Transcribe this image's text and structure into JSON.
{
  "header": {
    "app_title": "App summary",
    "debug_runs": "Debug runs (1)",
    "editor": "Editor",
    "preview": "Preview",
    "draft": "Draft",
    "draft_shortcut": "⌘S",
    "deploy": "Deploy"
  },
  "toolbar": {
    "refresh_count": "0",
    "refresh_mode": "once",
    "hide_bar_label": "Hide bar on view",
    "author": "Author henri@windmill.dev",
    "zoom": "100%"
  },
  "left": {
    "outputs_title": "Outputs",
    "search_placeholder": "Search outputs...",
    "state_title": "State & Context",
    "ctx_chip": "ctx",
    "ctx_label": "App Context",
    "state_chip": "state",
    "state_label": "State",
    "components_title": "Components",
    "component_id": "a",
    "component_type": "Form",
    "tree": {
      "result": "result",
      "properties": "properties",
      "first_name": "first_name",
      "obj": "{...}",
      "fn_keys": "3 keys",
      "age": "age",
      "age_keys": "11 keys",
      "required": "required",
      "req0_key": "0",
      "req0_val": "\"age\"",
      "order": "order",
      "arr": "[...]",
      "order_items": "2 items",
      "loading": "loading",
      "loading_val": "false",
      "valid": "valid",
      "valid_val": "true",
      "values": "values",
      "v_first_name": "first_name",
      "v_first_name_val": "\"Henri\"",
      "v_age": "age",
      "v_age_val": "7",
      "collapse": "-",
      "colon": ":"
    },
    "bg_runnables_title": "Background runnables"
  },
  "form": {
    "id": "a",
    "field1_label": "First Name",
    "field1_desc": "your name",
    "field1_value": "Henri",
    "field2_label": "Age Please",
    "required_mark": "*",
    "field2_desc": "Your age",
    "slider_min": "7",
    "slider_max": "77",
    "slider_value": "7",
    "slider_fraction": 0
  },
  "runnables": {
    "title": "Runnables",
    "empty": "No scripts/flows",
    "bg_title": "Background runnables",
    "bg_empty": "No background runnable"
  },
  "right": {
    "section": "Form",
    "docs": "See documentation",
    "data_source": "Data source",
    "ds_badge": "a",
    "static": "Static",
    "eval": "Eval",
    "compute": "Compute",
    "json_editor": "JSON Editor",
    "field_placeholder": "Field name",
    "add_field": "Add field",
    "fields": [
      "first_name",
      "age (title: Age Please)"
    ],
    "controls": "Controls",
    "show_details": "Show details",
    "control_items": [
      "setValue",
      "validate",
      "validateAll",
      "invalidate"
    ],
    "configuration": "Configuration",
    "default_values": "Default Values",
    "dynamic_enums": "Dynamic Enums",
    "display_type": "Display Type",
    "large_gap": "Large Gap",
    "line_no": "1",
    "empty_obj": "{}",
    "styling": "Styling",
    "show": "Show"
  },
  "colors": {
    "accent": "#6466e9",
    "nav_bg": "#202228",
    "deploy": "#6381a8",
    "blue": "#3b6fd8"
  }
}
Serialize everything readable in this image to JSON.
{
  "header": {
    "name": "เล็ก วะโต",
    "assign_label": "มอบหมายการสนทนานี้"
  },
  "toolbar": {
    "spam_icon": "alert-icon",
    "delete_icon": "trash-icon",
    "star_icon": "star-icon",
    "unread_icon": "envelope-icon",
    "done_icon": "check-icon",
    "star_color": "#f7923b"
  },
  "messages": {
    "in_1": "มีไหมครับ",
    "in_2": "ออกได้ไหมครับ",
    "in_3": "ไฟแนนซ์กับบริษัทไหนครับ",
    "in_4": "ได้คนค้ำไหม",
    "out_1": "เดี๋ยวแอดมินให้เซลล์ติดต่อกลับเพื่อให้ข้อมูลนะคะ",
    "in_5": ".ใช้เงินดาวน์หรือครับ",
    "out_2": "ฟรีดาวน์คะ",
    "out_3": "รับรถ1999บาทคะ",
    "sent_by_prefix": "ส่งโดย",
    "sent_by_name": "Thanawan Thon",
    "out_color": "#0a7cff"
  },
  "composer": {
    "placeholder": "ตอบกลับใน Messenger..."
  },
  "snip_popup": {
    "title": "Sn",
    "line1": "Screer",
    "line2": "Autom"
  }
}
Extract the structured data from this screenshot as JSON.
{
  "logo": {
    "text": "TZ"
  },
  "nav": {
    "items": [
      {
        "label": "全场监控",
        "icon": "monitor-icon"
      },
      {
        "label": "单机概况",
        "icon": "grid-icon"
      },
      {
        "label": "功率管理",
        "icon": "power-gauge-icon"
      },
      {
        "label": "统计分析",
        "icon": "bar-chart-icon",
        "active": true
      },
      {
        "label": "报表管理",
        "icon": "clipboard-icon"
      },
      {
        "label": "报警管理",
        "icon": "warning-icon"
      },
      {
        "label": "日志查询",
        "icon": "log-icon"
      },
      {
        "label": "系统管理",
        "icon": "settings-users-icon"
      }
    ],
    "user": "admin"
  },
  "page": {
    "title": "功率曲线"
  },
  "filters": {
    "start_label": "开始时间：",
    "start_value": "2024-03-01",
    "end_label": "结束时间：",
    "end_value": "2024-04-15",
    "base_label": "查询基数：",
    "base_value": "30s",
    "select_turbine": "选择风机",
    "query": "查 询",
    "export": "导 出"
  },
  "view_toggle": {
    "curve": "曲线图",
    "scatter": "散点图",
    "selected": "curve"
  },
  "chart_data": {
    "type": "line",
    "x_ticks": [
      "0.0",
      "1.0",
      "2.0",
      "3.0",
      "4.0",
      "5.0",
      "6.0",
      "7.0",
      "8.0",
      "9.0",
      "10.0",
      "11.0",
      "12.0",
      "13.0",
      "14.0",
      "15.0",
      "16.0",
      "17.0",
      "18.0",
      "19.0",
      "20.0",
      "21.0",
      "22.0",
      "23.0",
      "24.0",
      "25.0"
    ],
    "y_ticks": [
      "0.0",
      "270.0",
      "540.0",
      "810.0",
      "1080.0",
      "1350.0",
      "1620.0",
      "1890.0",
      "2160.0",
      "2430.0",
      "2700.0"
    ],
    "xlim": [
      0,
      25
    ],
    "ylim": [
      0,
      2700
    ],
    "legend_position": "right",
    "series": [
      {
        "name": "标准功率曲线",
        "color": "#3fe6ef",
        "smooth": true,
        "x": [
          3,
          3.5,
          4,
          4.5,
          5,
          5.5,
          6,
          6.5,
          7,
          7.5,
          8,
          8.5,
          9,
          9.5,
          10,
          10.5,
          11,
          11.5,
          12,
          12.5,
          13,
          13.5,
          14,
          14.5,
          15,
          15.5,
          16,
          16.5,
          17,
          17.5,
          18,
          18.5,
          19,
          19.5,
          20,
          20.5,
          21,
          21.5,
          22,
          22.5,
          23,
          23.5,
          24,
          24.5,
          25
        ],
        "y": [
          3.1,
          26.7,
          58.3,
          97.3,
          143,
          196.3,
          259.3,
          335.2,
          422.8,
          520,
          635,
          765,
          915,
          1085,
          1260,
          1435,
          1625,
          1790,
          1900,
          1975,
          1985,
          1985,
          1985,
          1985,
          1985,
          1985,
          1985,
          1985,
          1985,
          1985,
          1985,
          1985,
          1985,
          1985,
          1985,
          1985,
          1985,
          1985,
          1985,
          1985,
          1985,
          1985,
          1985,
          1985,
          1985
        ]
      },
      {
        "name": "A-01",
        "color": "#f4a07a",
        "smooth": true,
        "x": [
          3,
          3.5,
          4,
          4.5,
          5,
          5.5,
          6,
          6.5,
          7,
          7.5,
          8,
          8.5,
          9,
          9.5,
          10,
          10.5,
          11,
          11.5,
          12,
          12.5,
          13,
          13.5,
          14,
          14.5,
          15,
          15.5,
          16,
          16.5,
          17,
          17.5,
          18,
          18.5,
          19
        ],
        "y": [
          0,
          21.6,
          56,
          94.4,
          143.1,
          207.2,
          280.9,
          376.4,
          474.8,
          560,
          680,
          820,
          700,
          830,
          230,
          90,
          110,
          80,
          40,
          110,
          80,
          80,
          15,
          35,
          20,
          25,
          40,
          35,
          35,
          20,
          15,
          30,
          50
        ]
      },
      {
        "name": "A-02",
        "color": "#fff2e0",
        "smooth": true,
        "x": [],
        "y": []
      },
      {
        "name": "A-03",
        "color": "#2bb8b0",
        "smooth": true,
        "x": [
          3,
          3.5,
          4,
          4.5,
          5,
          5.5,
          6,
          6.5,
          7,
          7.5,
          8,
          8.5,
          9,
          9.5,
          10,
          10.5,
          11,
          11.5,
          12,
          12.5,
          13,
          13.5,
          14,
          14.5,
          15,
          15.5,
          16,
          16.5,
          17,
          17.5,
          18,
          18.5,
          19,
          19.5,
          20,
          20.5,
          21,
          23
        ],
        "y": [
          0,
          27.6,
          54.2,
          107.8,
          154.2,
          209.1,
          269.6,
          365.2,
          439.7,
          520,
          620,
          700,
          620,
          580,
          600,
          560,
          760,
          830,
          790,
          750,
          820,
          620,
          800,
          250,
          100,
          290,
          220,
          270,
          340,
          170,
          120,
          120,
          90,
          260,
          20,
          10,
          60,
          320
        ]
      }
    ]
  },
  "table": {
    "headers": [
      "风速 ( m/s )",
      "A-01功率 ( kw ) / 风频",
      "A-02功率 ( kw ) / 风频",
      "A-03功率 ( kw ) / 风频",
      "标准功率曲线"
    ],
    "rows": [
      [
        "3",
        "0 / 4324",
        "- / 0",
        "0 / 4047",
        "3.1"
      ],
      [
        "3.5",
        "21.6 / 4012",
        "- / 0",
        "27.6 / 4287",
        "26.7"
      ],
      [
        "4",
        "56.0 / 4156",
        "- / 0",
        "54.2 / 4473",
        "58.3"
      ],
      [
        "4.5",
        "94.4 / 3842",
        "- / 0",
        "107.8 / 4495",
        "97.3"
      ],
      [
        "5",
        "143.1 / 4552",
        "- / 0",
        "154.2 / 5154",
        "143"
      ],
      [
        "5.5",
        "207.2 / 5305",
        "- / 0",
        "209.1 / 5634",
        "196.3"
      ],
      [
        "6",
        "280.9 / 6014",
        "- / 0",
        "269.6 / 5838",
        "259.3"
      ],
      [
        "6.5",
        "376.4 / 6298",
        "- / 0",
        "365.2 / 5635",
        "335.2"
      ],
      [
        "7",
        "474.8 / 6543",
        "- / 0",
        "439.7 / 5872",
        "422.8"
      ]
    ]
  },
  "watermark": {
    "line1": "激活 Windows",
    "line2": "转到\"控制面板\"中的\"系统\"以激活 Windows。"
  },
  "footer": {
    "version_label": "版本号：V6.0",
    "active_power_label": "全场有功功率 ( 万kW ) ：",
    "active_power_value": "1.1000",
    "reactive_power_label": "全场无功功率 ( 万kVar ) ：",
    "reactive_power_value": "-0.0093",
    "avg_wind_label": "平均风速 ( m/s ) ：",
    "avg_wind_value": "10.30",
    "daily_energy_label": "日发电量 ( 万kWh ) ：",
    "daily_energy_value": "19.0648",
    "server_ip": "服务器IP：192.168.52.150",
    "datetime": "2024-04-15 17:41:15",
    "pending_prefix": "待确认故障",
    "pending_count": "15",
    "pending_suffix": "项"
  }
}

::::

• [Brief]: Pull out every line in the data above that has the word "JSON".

• [Your solution]:
Transcribe this image's text and structure into JSON.
    "json_editor": "JSON Editor",
Serialize everything readable in this image to JSON.
Extract the structured data from this screenshot as JSON.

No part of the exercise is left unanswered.